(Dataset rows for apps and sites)
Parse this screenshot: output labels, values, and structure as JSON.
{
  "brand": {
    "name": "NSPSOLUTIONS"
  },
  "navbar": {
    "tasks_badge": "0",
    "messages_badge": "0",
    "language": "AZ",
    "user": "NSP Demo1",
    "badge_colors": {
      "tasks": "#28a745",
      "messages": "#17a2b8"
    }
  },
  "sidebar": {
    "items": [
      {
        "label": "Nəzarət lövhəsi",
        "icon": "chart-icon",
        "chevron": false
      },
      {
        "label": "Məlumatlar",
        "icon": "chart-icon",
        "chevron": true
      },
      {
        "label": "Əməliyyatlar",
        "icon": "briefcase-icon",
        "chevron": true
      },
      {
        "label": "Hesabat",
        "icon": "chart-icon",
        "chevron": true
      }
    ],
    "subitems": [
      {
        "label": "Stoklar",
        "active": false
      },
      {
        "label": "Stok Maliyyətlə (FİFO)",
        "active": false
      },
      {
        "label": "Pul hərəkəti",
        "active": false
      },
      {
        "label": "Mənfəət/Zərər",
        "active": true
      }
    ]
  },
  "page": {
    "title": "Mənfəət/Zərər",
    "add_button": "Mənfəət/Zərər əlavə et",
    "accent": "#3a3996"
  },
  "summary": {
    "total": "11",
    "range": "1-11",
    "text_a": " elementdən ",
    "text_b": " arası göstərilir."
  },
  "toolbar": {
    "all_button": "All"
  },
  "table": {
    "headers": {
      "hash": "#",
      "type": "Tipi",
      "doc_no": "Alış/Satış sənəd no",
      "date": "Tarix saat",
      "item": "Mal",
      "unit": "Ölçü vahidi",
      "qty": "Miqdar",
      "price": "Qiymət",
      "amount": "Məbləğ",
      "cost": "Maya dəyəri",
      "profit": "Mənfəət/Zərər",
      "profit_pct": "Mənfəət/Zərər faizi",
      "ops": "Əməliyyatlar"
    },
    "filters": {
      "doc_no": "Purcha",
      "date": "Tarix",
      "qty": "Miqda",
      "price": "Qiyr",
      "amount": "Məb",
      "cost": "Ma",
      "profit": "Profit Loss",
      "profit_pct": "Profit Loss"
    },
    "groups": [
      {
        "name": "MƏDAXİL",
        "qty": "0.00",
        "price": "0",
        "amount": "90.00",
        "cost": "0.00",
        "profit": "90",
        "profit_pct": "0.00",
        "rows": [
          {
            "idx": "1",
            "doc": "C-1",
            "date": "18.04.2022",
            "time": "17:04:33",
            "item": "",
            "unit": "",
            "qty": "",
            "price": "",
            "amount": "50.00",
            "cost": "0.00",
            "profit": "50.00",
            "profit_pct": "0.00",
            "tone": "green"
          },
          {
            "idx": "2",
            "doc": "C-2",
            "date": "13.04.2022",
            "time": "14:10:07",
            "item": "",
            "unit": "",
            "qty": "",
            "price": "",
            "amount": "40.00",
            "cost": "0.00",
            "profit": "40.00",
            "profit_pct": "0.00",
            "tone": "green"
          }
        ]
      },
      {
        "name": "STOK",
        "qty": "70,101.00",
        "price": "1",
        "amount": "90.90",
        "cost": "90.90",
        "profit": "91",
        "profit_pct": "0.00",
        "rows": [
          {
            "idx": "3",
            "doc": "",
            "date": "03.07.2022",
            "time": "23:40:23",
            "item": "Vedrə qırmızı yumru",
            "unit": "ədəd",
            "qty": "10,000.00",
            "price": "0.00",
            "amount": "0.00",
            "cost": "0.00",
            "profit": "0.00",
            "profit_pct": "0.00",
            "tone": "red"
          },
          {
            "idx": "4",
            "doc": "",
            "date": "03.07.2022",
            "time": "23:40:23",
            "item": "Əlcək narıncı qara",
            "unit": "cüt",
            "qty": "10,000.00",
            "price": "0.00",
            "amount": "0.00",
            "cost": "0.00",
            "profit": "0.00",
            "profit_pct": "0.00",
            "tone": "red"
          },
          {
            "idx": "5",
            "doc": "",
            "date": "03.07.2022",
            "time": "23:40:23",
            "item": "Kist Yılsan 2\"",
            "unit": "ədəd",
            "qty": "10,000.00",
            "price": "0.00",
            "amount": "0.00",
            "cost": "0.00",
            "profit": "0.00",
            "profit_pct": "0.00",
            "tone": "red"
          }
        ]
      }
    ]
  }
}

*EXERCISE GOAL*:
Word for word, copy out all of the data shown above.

*TASK RESULT*:
Parse this screenshot: output labels, values, and structure as JSON.
{
  "brand": {
    "name": "NSPSOLUTIONS"
  },
  "navbar": {
    "tasks_badge": "0",
    "messages_badge": "0",
    "language": "AZ",
    "user": "NSP Demo1",
    "badge_colors": {
      "tasks": "#28a745",
      "messages": "#17a2b8"
    }
  },
  "sidebar": {
    "items": [
      {
        "label": "Nəzarət lövhəsi",
        "icon": "chart-icon",
        "chevron": false
      },
      {
        "label": "Məlumatlar",
        "icon": "chart-icon",
        "chevron": true
      },
      {
        "label": "Əməliyyatlar",
        "icon": "briefcase-icon",
        "chevron": true
      },
      {
        "label": "Hesabat",
        "icon": "chart-icon",
        "chevron": true
      }
    ],
    "subitems": [
      {
        "label": "Stoklar",
        "active": false
      },
      {
        "label": "Stok Maliyyətlə (FİFO)",
        "active": false
      },
      {
        "label": "Pul hərəkəti",
        "active": false
      },
      {
        "label": "Mənfəət/Zərər",
        "active": true
      }
    ]
  },
  "page": {
    "title": "Mənfəət/Zərər",
    "add_button": "Mənfəət/Zərər əlavə et",
    "accent": "#3a3996"
  },
  "summary": {
    "total": "11",
    "range": "1-11",
    "text_a": " elementdən ",
    "text_b": " arası göstərilir."
  },
  "toolbar": {
    "all_button": "All"
  },
  "table": {
    "headers": {
      "hash": "#",
      "type": "Tipi",
      "doc_no": "Alış/Satış sənəd no",
      "date": "Tarix saat",
      "item": "Mal",
      "unit": "Ölçü vahidi",
      "qty": "Miqdar",
      "price": "Qiymət",
      "amount": "Məbləğ",
      "cost": "Maya dəyəri",
      "profit": "Mənfəət/Zərər",
      "profit_pct": "Mənfəət/Zərər faizi",
      "ops": "Əməliyyatlar"
    },
    "filters": {
      "doc_no": "Purcha",
      "date": "Tarix",
      "qty": "Miqda",
      "price": "Qiyr",
      "amount": "Məb",
      "cost": "Ma",
      "profit": "Profit Loss",
      "profit_pct": "Profit Loss"
    },
    "groups": [
      {
        "name": "MƏDAXİL",
        "qty": "0.00",
        "price": "0",
        "amount": "90.00",
        "cost": "0.00",
        "profit": "90",
        "profit_pct": "0.00",
        "rows": [
          {
            "idx": "1",
            "doc": "C-1",
            "date": "18.04.2022",
            "time": "17:04:33",
            "item": "",
            "unit": "",
            "qty": "",
            "price": "",
            "amount": "50.00",
            "cost": "0.00",
            "profit": "50.00",
            "profit_pct": "0.00",
            "tone": "green"
          },
          {
            "idx": "2",
            "doc": "C-2",
            "date": "13.04.2022",
            "time": "14:10:07",
            "item": "",
            "unit": "",
            "qty": "",
            "price": "",
            "amount": "40.00",
            "cost": "0.00",
            "profit": "40.00",
            "profit_pct": "0.00",
            "tone": "green"
          }
        ]
      },
      {
        "name": "STOK",
        "qty": "70,101.00",
        "price": "1",
        "amount": "90.90",
        "cost": "90.90",
        "profit": "91",
        "profit_pct": "0.00",
        "rows": [
          {
            "idx": "3",
            "doc": "",
            "date": "03.07.2022",
            "time": "23:40:23",
            "item": "Vedrə qırmızı yumru",
            "unit": "ədəd",
            "qty": "10,000.00",
            "price": "0.00",
            "amount": "0.00",
            "cost": "0.00",
            "profit": "0.00",
            "profit_pct": "0.00",
            "tone": "red"
          },
          {
            "idx": "4",
            "doc": "",
            "date": "03.07.2022",
            "time": "23:40:23",
            "item": "Əlcək narıncı qara",
            "unit": "cüt",
            "qty": "10,000.00",
            "price": "0.00",
            "amount": "0.00",
            "cost": "0.00",
            "profit": "0.00",
            "profit_pct": "0.00",
            "tone": "red"
          },
          {
            "idx": "5",
            "doc": "",
            "date": "03.07.2022",
            "time": "23:40:23",
            "item": "Kist Yılsan 2\"",
            "unit": "ədəd",
            "qty": "10,000.00",
            "price": "0.00",
            "amount": "0.00",
            "cost": "0.00",
            "profit": "0.00",
            "profit_pct": "0.00",
            "tone": "red"
          }
        ]
      }
    ]
  }
}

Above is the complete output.